## Saturday, 19 November 2011

### Symmetry of the prime patterns

Just a quick note on the implications of the K numbers I talked about in my last post. (Edit - since deleted since there were a few issues with the approach - will try to come back and clarify this post at some point...)

In each primorial 0-30, 0-210, 0-2310 etc, there is a limited symmetrical pattern. Up to P#, K numbers (numbers that are either prime or don't have any factors or P or below) on the "way up" are composite, but K numbers on the "way down" (eg the remainder when a K number is subtracted from P#) are prime if they are below P^2. (If these remainders are over P^2 then they are either prime or they have a different set of composite factors to the K number.)

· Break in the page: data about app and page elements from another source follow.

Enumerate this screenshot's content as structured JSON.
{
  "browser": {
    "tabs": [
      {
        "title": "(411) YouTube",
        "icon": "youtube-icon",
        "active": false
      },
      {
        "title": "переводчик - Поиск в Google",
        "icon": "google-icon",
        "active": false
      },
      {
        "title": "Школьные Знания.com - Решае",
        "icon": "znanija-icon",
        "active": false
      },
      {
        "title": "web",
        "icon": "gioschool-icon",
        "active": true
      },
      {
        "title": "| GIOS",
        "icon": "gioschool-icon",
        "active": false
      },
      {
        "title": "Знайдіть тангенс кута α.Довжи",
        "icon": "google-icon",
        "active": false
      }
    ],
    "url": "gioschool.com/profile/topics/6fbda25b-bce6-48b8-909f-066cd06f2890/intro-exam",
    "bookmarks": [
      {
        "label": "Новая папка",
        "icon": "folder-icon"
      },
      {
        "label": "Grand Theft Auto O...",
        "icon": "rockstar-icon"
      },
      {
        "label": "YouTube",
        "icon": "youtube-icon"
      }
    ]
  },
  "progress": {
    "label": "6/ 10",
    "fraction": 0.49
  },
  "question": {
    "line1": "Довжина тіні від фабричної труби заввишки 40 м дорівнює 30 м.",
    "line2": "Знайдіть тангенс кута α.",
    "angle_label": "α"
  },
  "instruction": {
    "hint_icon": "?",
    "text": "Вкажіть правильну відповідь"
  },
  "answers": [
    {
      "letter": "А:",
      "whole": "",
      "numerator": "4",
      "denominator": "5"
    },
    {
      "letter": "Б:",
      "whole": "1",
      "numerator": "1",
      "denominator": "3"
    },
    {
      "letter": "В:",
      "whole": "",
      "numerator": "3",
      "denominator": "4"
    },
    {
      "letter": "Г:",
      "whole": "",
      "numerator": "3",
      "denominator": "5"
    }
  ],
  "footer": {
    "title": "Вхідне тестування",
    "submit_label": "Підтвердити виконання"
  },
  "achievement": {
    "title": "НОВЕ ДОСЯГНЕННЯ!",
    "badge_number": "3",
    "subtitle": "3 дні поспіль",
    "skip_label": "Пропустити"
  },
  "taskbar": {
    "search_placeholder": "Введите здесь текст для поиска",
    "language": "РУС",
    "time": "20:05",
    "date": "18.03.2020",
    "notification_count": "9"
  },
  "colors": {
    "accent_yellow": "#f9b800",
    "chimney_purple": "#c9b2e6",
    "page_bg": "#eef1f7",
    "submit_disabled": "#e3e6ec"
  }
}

Not a very satisfying symmetry, granted, but it does explain why the assymmetrical prime patterns have such a symmetrical "feel". What we are actually seeing is a fractal, assymmetrical pattern gradually develop. But for every region P^2 to Pn^2 where Pn is the next prime after P, there is a symmetry with the region (Pn# - Pn^2) to (Pn# - P^2) with primes in the former being mirrored by Kpn numbers (numbers that don't have factors of Pn or below) in the latter.